As many have learned, the expense of pursuing electronic discovery can drive the outcome of a lawsuit to a greater extent than the merits of a case. So what can be done to get e-discovery costs in check and refocus litigation on the pursuit of justice? The Federal Circuit Advisory Council recently took a stab at proposing a solution.
The Council’s “Model Order on E-Discovery in Patent Cases” addresses concerns about e-discovery in the context of patent litigation, but its principles could apply to other types of cases as well. The Order proposes a number of limits on email discovery in particular, including prohibition of broad requests for “all emails” and a requirement that the requesting party specify no more than five custodians and five search terms for email production. The Order also shifts to the requesting party the cost burden for production beyond the recommended limits and for generally disproportionate ESI requests.
While the Order hasn’t been adopted as law, some district court judges have mirrored its guidelines in recent discovery orders. See, e.g., DCG Systems, Inc. v. Checkpoint Technologies, LLC, No. C-11-03792 PSG, 2011 U.S. Dist.

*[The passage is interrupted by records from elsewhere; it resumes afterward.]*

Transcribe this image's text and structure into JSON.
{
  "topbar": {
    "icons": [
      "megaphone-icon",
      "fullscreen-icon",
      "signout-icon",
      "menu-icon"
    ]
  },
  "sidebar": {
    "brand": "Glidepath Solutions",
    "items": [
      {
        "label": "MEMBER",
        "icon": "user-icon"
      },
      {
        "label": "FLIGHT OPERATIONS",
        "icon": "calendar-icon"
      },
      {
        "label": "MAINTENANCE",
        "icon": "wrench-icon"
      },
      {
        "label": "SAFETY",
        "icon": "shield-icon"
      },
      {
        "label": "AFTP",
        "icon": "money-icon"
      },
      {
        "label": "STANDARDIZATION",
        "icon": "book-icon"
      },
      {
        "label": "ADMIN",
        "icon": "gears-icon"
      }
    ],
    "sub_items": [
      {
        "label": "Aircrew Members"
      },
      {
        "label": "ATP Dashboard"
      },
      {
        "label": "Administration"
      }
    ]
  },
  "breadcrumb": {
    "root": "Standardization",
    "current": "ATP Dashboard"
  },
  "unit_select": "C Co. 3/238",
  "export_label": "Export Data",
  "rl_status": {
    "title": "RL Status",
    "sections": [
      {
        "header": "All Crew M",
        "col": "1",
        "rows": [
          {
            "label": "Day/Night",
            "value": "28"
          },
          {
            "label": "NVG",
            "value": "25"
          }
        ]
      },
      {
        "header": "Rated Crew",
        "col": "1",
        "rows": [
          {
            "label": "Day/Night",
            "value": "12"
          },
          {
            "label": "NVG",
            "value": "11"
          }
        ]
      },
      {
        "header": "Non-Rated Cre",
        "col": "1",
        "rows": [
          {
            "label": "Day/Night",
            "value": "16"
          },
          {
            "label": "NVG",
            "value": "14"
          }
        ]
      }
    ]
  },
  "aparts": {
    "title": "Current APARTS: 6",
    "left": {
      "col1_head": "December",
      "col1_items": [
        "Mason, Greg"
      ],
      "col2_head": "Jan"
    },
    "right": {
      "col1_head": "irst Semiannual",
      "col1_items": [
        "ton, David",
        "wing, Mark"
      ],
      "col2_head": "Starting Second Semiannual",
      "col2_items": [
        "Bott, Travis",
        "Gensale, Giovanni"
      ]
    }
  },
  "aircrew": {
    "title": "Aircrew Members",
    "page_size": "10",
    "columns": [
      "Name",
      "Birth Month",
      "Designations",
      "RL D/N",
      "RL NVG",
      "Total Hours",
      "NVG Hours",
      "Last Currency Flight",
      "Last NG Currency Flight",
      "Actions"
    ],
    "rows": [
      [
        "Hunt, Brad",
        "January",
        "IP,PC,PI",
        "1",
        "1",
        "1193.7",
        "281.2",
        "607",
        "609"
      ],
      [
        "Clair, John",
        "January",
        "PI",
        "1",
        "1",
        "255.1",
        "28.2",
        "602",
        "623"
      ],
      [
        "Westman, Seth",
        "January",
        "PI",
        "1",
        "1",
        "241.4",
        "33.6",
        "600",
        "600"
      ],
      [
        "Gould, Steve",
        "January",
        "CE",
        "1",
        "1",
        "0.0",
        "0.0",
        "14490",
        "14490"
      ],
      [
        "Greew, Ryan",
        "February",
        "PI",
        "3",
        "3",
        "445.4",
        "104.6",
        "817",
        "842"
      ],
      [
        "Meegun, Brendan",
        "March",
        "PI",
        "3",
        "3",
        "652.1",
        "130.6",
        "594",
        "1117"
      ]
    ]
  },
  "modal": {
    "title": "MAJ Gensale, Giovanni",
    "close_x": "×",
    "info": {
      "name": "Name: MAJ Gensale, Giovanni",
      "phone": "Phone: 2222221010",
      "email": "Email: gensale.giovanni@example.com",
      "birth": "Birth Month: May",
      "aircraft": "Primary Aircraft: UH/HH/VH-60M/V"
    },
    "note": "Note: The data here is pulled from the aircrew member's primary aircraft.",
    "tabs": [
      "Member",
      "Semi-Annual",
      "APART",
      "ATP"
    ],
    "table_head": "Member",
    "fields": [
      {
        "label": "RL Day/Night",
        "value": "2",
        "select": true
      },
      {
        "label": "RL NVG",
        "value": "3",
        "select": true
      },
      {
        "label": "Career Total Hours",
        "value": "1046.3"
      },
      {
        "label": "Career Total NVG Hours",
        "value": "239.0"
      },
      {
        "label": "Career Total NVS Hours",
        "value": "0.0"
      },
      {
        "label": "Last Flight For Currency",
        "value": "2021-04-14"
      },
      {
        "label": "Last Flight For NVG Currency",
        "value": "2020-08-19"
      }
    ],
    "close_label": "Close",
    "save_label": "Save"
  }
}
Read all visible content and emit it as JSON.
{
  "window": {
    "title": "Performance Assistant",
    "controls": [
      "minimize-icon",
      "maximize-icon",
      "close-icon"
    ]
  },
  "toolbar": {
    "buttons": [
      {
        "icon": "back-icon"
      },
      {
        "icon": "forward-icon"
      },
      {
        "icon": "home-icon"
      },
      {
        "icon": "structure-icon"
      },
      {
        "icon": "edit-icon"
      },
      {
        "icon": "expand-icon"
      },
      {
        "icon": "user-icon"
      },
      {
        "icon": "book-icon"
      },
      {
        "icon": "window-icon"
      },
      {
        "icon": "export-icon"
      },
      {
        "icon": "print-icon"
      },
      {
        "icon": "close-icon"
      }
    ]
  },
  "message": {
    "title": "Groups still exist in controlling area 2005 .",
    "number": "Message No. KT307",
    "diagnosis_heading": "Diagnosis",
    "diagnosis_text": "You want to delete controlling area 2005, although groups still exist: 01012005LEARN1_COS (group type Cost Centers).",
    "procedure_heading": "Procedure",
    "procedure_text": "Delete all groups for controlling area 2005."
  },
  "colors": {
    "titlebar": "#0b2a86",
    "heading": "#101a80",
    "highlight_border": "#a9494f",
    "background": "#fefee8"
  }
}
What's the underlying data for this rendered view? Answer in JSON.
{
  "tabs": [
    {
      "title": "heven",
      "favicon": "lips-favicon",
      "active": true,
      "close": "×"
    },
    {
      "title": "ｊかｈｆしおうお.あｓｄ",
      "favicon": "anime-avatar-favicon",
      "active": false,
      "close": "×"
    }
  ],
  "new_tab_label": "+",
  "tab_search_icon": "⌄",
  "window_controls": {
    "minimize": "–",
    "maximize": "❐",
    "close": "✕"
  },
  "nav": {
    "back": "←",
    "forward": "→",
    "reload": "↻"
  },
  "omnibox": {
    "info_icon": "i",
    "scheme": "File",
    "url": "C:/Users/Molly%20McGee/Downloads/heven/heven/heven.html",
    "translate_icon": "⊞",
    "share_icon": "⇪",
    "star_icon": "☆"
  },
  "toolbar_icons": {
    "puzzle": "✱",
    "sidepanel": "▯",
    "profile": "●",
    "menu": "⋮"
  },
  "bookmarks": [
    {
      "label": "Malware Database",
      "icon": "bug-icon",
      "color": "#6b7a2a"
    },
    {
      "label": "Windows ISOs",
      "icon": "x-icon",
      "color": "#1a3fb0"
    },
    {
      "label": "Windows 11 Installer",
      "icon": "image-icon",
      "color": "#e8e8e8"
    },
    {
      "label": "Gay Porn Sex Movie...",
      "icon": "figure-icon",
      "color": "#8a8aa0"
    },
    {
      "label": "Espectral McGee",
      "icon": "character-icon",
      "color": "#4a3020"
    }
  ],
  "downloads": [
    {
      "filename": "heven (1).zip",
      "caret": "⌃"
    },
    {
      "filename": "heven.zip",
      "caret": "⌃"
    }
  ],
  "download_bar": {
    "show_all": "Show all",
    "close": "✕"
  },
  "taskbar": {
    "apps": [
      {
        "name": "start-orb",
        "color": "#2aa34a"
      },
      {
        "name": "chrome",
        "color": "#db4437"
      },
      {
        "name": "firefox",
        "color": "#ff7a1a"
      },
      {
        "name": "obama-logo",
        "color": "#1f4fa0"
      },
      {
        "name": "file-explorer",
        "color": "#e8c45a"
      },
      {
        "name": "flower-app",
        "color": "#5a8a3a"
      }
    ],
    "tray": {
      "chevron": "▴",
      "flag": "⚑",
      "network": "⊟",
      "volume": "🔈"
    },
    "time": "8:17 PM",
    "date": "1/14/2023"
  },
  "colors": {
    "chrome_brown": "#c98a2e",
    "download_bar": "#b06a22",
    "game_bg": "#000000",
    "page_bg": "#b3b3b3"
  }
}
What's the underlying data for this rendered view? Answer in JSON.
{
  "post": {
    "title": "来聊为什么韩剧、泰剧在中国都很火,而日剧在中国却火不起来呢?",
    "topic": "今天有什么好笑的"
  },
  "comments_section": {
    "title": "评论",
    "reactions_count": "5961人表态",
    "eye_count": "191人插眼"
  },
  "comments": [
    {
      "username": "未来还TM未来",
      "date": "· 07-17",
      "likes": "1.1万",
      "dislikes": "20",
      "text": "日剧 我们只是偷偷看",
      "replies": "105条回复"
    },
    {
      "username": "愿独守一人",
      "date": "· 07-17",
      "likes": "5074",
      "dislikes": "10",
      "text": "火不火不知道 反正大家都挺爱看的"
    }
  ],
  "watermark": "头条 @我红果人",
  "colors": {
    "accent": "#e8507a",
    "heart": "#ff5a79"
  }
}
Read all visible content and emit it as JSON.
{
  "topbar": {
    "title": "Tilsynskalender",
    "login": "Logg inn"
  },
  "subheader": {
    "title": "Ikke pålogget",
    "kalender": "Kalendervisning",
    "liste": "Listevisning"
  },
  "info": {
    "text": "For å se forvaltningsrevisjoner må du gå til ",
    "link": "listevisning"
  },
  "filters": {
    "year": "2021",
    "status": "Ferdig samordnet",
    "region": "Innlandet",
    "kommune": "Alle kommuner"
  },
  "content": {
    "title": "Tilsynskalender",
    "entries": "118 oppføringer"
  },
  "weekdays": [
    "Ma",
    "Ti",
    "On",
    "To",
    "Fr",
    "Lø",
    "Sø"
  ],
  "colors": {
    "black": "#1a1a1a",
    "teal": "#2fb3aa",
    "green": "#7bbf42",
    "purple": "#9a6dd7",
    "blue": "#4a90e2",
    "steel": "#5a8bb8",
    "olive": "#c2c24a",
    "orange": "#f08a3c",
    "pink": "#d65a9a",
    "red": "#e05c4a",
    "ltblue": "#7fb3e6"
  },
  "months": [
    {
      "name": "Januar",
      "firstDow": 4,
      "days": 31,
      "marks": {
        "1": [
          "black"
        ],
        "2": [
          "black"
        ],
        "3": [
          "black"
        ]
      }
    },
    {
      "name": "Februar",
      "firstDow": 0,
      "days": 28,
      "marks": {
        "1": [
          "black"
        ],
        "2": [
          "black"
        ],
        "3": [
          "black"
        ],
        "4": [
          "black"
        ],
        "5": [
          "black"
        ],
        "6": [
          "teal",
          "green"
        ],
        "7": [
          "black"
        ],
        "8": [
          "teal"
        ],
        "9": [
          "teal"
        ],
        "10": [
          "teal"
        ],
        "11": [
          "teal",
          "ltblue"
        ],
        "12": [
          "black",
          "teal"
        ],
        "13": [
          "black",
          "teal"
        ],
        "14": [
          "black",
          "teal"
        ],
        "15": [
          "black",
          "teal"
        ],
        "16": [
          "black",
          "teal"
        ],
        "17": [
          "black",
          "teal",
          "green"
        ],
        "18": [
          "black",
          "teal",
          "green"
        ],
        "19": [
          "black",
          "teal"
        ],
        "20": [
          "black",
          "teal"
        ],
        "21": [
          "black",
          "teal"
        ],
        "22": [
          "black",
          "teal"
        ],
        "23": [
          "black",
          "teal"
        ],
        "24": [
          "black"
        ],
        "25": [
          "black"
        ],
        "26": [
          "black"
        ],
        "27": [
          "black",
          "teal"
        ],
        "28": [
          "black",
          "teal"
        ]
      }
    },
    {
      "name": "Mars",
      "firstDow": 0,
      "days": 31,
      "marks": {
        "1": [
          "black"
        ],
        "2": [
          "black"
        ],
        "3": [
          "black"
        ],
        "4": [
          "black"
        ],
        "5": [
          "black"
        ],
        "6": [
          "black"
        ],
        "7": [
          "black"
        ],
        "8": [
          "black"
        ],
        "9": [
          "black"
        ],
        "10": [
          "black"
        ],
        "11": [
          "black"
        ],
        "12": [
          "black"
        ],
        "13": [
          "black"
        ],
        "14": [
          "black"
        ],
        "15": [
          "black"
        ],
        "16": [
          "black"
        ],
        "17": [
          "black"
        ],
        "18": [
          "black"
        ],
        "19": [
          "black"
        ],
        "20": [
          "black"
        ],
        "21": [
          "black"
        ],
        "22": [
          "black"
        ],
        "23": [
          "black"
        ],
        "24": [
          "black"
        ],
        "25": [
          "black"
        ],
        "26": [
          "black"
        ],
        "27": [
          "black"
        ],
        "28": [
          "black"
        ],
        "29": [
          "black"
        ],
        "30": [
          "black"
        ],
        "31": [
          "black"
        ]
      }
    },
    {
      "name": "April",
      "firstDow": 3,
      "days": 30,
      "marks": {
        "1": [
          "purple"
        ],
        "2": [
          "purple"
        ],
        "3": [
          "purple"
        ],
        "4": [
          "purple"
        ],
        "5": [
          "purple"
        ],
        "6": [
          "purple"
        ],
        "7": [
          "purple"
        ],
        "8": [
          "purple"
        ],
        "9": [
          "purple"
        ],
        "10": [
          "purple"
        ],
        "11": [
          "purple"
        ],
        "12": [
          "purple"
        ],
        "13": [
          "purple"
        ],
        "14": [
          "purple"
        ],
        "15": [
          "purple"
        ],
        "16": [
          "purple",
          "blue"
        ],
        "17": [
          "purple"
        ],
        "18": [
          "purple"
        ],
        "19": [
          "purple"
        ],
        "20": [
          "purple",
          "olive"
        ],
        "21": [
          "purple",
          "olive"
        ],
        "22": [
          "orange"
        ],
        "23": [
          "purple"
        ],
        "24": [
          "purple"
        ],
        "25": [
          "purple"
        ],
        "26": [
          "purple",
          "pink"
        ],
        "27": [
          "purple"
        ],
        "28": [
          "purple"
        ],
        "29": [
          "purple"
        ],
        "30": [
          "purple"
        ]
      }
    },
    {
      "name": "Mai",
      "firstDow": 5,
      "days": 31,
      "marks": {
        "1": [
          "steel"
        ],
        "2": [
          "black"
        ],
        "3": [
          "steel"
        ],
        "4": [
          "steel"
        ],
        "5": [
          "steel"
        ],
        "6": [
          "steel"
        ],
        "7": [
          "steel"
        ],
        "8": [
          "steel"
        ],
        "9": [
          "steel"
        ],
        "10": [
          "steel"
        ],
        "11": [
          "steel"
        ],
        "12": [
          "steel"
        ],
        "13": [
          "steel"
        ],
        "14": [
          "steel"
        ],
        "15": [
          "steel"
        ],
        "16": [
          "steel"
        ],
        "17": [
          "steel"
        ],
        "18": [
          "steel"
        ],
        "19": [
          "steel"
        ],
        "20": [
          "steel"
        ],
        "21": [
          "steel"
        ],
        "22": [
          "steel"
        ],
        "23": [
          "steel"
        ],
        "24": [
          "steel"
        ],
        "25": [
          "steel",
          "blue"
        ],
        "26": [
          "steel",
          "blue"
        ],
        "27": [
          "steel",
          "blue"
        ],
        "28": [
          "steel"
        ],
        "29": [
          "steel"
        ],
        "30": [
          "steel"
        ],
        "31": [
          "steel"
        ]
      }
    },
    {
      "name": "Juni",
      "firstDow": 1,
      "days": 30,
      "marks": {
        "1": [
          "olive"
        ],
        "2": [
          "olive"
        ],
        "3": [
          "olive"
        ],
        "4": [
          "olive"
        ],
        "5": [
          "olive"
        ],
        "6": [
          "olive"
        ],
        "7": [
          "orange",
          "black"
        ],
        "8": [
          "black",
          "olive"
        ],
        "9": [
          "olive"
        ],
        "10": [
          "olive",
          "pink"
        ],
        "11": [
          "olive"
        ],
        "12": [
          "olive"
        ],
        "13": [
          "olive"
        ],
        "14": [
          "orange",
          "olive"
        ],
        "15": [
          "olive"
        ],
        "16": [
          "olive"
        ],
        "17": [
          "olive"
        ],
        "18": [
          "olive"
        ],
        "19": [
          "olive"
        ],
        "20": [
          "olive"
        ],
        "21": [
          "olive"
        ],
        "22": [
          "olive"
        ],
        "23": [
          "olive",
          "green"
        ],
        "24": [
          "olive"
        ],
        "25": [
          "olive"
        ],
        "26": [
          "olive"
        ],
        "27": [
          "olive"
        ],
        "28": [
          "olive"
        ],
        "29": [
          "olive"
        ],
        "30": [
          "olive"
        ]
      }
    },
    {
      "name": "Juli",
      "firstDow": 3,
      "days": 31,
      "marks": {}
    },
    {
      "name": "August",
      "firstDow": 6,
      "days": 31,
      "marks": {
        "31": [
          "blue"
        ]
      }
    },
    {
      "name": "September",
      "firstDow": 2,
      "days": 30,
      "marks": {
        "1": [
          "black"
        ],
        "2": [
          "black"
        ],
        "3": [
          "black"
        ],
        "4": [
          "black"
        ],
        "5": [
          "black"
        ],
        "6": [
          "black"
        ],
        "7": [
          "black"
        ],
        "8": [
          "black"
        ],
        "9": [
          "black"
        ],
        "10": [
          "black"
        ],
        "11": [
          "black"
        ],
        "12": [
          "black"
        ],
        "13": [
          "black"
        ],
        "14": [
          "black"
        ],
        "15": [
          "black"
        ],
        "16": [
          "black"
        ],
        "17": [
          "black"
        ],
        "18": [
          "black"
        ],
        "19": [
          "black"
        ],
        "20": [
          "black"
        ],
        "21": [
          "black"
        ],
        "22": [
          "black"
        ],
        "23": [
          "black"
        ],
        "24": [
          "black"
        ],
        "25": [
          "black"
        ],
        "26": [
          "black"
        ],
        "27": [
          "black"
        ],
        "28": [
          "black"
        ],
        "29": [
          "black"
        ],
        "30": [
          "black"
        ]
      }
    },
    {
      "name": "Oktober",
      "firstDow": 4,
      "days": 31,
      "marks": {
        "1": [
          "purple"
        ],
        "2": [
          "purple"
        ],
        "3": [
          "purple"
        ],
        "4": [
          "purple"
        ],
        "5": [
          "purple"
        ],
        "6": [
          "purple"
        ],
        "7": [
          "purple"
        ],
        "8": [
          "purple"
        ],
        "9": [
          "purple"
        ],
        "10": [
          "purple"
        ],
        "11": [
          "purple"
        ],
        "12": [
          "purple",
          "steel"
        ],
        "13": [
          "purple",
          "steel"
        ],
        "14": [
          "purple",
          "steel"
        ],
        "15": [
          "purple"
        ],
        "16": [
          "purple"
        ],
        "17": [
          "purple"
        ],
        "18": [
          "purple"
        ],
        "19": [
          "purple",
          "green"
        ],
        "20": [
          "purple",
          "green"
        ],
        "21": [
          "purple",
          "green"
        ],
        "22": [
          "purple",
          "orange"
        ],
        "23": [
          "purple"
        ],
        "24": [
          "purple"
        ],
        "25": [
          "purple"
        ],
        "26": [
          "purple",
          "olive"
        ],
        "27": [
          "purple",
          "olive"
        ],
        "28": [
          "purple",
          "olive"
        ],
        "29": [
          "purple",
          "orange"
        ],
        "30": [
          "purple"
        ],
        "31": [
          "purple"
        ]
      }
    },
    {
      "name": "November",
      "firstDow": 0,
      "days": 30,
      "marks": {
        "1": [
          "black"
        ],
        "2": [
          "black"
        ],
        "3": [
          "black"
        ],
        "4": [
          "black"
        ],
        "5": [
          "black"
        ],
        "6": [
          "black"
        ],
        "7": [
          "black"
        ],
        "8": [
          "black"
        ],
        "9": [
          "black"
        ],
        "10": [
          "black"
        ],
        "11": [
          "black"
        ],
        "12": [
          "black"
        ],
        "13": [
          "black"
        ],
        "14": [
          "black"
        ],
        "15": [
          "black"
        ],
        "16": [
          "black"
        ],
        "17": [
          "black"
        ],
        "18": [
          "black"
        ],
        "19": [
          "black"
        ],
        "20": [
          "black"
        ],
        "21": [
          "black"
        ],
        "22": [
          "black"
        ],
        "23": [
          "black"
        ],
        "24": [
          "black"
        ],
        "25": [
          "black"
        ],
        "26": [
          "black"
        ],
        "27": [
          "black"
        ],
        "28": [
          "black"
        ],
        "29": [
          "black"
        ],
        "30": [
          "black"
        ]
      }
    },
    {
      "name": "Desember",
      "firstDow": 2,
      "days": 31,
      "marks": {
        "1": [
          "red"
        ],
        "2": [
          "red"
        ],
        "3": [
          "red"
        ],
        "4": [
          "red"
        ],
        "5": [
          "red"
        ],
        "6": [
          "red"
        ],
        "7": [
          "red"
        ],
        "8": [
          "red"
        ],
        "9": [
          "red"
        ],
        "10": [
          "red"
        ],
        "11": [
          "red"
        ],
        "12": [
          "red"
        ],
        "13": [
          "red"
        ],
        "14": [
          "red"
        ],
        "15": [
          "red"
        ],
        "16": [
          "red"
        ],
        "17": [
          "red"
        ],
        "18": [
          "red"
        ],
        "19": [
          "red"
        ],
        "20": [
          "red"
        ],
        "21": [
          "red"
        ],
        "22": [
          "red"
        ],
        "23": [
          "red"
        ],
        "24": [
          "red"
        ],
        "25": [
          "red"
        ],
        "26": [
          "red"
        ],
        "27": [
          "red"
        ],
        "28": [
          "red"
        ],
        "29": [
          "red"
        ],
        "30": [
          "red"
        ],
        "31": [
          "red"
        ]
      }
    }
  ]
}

LEXIS 142293 (N.D. Cal. Nov. 2, 2011). The Order, though arguably a step in the right direction, will most certainly require modification as it is tested in the trenches – and of course, for the time being, it is limited in application to patent litigation.
We’ll continue to follow the quickly developing world of e-discovery.